"""

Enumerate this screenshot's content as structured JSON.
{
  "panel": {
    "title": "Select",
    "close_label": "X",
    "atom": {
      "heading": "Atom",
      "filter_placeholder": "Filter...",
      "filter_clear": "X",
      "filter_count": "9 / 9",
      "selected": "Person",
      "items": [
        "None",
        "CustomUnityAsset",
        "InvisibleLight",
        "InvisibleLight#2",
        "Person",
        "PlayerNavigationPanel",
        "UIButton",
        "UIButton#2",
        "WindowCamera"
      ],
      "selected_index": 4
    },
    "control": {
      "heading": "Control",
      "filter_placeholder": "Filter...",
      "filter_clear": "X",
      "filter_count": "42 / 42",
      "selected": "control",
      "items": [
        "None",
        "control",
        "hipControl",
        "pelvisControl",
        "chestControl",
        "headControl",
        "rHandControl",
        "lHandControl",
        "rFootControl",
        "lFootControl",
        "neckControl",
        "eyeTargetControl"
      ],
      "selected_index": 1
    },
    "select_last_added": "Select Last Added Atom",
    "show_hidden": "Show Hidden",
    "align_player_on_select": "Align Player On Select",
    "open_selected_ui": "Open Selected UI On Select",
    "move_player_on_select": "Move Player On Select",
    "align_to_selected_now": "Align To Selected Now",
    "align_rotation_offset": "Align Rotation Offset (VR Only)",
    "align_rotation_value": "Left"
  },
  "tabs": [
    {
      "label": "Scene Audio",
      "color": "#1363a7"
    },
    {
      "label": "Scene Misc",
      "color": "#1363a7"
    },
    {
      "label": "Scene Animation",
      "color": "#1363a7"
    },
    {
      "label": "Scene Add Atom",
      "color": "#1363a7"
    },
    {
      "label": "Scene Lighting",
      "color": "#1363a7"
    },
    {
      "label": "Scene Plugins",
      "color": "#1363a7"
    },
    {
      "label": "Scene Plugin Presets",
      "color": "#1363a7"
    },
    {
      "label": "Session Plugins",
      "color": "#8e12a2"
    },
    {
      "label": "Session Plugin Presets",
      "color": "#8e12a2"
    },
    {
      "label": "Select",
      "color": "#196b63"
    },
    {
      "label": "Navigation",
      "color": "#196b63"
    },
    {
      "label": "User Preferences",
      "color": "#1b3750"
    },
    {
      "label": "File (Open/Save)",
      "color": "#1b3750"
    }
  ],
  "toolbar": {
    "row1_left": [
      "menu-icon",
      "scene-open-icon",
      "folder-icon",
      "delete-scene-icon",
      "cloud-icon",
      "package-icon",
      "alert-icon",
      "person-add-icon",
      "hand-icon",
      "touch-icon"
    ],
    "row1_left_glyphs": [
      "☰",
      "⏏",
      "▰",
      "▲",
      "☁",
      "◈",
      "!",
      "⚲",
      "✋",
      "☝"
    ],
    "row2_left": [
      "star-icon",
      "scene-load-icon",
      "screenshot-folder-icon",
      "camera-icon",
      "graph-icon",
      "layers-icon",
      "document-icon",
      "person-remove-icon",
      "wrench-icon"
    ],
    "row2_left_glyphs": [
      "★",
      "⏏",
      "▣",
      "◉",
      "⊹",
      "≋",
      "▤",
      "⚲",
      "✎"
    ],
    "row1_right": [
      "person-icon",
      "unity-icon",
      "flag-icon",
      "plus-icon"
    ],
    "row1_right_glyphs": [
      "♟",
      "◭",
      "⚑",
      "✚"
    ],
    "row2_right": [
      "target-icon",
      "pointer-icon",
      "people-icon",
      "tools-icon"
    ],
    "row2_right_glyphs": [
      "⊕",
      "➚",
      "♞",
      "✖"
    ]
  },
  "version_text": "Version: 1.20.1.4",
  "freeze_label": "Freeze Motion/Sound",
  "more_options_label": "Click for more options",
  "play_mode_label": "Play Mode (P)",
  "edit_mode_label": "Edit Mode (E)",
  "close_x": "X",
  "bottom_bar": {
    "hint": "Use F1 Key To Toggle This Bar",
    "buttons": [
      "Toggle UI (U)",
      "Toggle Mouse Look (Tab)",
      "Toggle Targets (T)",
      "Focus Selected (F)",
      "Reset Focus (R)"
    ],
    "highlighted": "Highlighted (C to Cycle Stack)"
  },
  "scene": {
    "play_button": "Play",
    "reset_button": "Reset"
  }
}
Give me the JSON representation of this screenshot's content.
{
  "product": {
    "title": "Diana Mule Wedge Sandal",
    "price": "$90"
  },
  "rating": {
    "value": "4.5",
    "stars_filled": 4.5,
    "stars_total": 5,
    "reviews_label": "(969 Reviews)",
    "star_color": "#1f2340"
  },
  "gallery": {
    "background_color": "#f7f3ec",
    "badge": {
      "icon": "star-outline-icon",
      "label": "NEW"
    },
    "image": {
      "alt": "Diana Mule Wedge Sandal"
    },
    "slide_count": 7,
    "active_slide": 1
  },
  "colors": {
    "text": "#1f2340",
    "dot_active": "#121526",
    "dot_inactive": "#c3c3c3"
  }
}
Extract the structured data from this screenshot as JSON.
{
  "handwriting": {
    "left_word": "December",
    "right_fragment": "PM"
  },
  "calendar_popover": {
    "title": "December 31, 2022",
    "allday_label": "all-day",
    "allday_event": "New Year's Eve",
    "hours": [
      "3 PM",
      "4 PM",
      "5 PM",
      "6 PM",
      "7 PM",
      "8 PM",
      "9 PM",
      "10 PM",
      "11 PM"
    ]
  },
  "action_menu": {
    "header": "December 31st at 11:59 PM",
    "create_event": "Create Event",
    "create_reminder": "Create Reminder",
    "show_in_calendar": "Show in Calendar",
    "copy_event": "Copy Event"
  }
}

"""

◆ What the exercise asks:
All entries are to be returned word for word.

◆ Exercise answer:
Enumerate this screenshot's content as structured JSON.
{
  "panel": {
    "title": "Select",
    "close_label": "X",
    "atom": {
      "heading": "Atom",
      "filter_placeholder": "Filter...",
      "filter_clear": "X",
      "filter_count": "9 / 9",
      "selected": "Person",
      "items": [
        "None",
        "CustomUnityAsset",
        "InvisibleLight",
        "InvisibleLight#2",
        "Person",
        "PlayerNavigationPanel",
        "UIButton",
        "UIButton#2",
        "WindowCamera"
      ],
      "selected_index": 4
    },
    "control": {
      "heading": "Control",
      "filter_placeholder": "Filter...",
      "filter_clear": "X",
      "filter_count": "42 / 42",
      "selected": "control",
      "items": [
        "None",
        "control",
        "hipControl",
        "pelvisControl",
        "chestControl",
        "headControl",
        "rHandControl",
        "lHandControl",
        "rFootControl",
        "lFootControl",
        "neckControl",
        "eyeTargetControl"
      ],
      "selected_index": 1
    },
    "select_last_added": "Select Last Added Atom",
    "show_hidden": "Show Hidden",
    "align_player_on_select": "Align Player On Select",
    "open_selected_ui": "Open Selected UI On Select",
    "move_player_on_select": "Move Player On Select",
    "align_to_selected_now": "Align To Selected Now",
    "align_rotation_offset": "Align Rotation Offset (VR Only)",
    "align_rotation_value": "Left"
  },
  "tabs": [
    {
      "label": "Scene Audio",
      "color": "#1363a7"
    },
    {
      "label": "Scene Misc",
      "color": "#1363a7"
    },
    {
      "label": "Scene Animation",
      "color": "#1363a7"
    },
    {
      "label": "Scene Add Atom",
      "color": "#1363a7"
    },
    {
      "label": "Scene Lighting",
      "color": "#1363a7"
    },
    {
      "label": "Scene Plugins",
      "color": "#1363a7"
    },
    {
      "label": "Scene Plugin Presets",
      "color": "#1363a7"
    },
    {
      "label": "Session Plugins",
      "color": "#8e12a2"
    },
    {
      "label": "Session Plugin Presets",
      "color": "#8e12a2"
    },
    {
      "label": "Select",
      "color": "#196b63"
    },
    {
      "label": "Navigation",
      "color": "#196b63"
    },
    {
      "label": "User Preferences",
      "color": "#1b3750"
    },
    {
      "label": "File (Open/Save)",
      "color": "#1b3750"
    }
  ],
  "toolbar": {
    "row1_left": [
      "menu-icon",
      "scene-open-icon",
      "folder-icon",
      "delete-scene-icon",
      "cloud-icon",
      "package-icon",
      "alert-icon",
      "person-add-icon",
      "hand-icon",
      "touch-icon"
    ],
    "row1_left_glyphs": [
      "☰",
      "⏏",
      "▰",
      "▲",
      "☁",
      "◈",
      "!",
      "⚲",
      "✋",
      "☝"
    ],
    "row2_left": [
      "star-icon",
      "scene-load-icon",
      "screenshot-folder-icon",
      "camera-icon",
      "graph-icon",
      "layers-icon",
      "document-icon",
      "person-remove-icon",
      "wrench-icon"
    ],
    "row2_left_glyphs": [
      "★",
      "⏏",
      "▣",
      "◉",
      "⊹",
      "≋",
      "▤",
      "⚲",
      "✎"
    ],
    "row1_right": [
      "person-icon",
      "unity-icon",
      "flag-icon",
      "plus-icon"
    ],
    "row1_right_glyphs": [
      "♟",
      "◭",
      "⚑",
      "✚"
    ],
    "row2_right": [
      "target-icon",
      "pointer-icon",
      "people-icon",
      "tools-icon"
    ],
    "row2_right_glyphs": [
      "⊕",
      "➚",
      "♞",
      "✖"
    ]
  },
  "version_text": "Version: 1.20.1.4",
  "freeze_label": "Freeze Motion/Sound",
  "more_options_label": "Click for more options",
  "play_mode_label": "Play Mode (P)",
  "edit_mode_label": "Edit Mode (E)",
  "close_x": "X",
  "bottom_bar": {
    "hint": "Use F1 Key To Toggle This Bar",
    "buttons": [
      "Toggle UI (U)",
      "Toggle Mouse Look (Tab)",
      "Toggle Targets (T)",
      "Focus Selected (F)",
      "Reset Focus (R)"
    ],
    "highlighted": "Highlighted (C to Cycle Stack)"
  },
  "scene": {
    "play_button": "Play",
    "reset_button": "Reset"
  }
}
Give me the JSON representation of this screenshot's content.
{
  "product": {
    "title": "Diana Mule Wedge Sandal",
    "price": "$90"
  },
  "rating": {
    "value": "4.5",
    "stars_filled": 4.5,
    "stars_total": 5,
    "reviews_label": "(969 Reviews)",
    "star_color": "#1f2340"
  },
  "gallery": {
    "background_color": "#f7f3ec",
    "badge": {
      "icon": "star-outline-icon",
      "label": "NEW"
    },
    "image": {
      "alt": "Diana Mule Wedge Sandal"
    },
    "slide_count": 7,
    "active_slide": 1
  },
  "colors": {
    "text": "#1f2340",
    "dot_active": "#121526",
    "dot_inactive": "#c3c3c3"
  }
}
Extract the structured data from this screenshot as JSON.
{
  "handwriting": {
    "left_word": "December",
    "right_fragment": "PM"
  },
  "calendar_popover": {
    "title": "December 31, 2022",
    "allday_label": "all-day",
    "allday_event": "New Year's Eve",
    "hours": [
      "3 PM",
      "4 PM",
      "5 PM",
      "6 PM",
      "7 PM",
      "8 PM",
      "9 PM",
      "10 PM",
      "11 PM"
    ]
  },
  "action_menu": {
    "header": "December 31st at 11:59 PM",
    "create_event": "Create Event",
    "create_reminder": "Create Reminder",
    "show_in_calendar": "Show in Calendar",
    "copy_event": "Copy Event"
  }
}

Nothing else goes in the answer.